Supplied entries:
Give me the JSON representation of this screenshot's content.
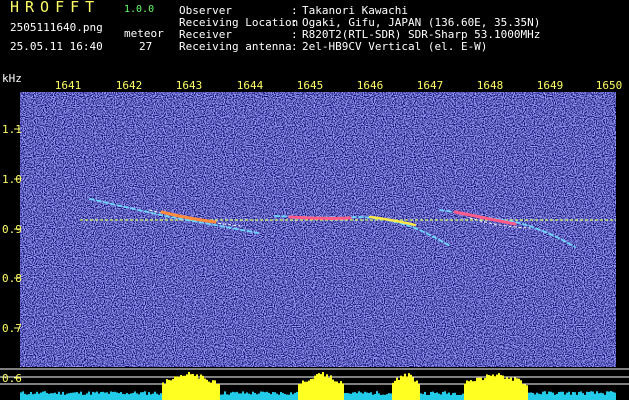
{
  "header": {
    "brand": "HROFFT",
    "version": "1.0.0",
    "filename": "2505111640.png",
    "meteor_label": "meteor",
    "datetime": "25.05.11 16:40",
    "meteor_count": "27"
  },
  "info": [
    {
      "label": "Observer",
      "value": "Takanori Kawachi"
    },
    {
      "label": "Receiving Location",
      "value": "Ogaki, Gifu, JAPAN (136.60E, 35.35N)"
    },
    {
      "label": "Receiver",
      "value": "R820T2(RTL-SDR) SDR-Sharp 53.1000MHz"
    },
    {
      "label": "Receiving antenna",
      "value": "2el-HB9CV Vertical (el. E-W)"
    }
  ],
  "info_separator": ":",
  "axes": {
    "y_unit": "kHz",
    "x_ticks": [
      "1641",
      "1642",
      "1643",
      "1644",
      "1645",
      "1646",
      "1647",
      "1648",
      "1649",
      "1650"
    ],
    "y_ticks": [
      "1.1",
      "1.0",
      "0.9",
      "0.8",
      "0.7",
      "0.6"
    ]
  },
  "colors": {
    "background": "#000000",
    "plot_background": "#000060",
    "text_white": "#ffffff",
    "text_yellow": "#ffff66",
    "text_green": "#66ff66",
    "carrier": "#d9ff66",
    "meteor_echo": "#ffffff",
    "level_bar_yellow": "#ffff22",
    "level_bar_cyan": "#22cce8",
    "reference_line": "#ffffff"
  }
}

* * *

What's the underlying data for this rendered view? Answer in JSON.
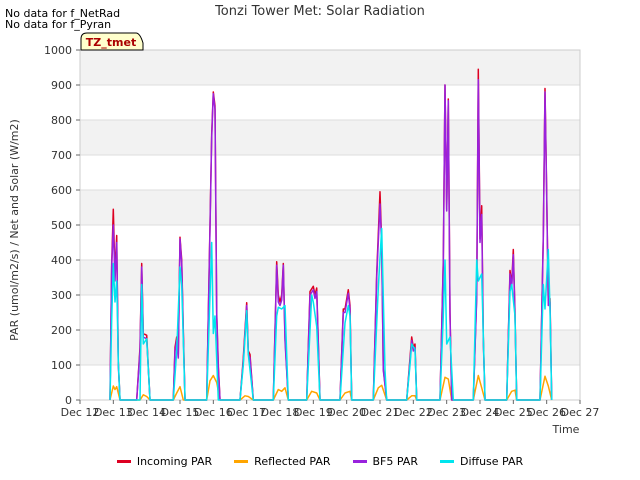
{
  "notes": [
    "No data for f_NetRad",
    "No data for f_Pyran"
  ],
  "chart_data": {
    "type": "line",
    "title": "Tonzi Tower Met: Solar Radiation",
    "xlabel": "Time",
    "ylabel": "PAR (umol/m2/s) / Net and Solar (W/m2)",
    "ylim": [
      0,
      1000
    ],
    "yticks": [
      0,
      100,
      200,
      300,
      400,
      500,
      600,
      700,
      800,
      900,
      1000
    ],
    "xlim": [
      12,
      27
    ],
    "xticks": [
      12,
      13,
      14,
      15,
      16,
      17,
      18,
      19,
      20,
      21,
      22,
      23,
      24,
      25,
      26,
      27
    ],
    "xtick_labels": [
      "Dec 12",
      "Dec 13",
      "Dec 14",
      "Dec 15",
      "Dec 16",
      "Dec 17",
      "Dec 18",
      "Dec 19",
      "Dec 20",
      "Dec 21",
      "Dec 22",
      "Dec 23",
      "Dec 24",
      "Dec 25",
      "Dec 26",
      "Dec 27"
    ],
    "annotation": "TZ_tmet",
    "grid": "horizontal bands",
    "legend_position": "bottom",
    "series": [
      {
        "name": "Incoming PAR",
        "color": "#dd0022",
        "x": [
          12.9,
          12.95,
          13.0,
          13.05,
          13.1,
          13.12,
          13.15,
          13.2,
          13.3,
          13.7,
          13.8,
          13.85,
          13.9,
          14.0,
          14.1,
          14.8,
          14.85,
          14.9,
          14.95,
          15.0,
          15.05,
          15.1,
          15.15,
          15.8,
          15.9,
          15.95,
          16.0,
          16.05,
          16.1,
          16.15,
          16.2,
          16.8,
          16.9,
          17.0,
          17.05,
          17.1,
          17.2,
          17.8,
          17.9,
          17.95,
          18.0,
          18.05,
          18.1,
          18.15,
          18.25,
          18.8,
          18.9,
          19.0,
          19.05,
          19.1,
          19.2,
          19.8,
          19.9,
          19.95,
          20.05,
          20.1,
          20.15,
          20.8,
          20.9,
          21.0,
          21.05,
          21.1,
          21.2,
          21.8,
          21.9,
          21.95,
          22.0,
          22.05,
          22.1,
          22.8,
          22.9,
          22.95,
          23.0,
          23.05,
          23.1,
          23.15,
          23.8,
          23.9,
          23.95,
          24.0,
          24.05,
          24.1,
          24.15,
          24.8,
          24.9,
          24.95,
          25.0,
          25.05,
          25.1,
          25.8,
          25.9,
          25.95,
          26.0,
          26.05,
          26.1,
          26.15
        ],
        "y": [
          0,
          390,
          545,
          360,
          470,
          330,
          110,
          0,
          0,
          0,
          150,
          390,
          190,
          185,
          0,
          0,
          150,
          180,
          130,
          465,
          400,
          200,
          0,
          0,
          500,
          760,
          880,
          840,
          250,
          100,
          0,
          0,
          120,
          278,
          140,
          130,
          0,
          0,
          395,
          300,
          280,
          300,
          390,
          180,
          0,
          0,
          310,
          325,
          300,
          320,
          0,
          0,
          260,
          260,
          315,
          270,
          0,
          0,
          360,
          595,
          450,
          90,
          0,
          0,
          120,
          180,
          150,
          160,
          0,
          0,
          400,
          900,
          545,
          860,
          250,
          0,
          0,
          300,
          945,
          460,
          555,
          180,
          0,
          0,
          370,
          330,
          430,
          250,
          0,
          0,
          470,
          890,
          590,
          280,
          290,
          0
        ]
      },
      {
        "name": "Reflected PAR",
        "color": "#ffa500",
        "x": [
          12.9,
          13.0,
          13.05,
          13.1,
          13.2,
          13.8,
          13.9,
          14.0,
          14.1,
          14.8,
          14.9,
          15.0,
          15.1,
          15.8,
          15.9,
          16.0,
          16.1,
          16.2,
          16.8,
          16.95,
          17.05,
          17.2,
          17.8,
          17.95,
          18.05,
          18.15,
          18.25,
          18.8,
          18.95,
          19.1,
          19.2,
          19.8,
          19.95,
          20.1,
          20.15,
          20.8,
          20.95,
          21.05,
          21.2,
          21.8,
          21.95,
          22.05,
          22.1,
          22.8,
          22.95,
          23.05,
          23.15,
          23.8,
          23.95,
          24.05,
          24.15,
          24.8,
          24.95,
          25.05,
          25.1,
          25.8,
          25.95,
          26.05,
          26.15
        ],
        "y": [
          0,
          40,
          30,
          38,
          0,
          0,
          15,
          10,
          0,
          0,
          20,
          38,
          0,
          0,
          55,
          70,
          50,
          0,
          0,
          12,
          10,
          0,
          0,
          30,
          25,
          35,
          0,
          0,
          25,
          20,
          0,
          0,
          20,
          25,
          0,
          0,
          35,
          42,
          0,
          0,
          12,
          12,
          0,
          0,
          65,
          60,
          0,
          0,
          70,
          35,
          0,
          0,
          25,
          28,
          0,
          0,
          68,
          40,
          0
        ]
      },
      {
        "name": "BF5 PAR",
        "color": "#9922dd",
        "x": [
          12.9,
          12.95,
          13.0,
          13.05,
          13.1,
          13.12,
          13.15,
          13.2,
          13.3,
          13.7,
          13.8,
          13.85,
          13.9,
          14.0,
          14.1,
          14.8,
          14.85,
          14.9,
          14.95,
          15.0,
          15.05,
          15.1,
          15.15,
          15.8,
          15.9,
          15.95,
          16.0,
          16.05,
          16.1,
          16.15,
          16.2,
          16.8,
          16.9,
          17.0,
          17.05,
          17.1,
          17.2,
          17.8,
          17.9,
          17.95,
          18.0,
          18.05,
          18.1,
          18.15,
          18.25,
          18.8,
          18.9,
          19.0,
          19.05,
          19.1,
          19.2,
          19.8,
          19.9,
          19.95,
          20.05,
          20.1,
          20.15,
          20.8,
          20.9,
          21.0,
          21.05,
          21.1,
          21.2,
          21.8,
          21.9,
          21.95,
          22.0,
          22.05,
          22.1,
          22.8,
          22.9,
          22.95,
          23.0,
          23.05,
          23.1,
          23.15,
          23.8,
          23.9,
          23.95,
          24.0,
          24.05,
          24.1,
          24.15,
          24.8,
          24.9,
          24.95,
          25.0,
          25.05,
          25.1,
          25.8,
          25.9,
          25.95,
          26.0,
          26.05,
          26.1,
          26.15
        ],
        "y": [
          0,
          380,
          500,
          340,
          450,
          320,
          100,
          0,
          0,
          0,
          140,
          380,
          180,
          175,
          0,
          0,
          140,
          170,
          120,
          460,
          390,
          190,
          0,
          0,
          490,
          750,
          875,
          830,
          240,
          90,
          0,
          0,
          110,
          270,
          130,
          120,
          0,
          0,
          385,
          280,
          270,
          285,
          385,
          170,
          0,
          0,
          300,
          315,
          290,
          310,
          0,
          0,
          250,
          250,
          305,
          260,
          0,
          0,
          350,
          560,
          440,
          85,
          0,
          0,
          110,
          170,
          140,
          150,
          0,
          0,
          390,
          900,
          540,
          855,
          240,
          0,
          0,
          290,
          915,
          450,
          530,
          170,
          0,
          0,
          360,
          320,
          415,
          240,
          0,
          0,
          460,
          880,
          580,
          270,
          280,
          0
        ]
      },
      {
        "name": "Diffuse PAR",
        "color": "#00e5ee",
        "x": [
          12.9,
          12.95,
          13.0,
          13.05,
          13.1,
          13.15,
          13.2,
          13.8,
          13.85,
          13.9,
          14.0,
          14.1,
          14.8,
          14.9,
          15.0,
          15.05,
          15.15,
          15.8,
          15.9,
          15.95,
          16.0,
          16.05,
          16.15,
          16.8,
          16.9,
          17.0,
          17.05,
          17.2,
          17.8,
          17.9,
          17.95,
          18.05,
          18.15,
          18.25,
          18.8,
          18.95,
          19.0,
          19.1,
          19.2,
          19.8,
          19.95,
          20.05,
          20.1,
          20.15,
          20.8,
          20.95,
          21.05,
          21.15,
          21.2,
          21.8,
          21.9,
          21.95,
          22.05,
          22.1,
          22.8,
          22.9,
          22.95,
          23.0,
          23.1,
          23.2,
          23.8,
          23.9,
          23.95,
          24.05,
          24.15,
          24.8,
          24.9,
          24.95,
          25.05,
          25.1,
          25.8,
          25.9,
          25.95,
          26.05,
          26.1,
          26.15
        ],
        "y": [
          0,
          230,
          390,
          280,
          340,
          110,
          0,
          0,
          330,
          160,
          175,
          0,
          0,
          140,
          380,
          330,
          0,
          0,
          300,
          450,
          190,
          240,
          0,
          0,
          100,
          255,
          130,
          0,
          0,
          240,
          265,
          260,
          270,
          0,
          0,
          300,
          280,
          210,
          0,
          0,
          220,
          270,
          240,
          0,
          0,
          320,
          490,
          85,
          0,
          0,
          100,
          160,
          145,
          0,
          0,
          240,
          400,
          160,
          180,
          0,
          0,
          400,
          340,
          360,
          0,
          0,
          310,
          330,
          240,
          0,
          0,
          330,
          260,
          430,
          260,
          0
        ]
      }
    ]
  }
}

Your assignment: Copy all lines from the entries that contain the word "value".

Answer area:
      "value": "Takanori Kawachi"
      "value": "Ogaki, Gifu, JAPAN (136.60E, 35.35N)"
      "value": "R820T2(RTL-SDR) SDR-Sharp 53.1000MHz"
      "value": "2el-HB9CV Vertical (el. E-W)"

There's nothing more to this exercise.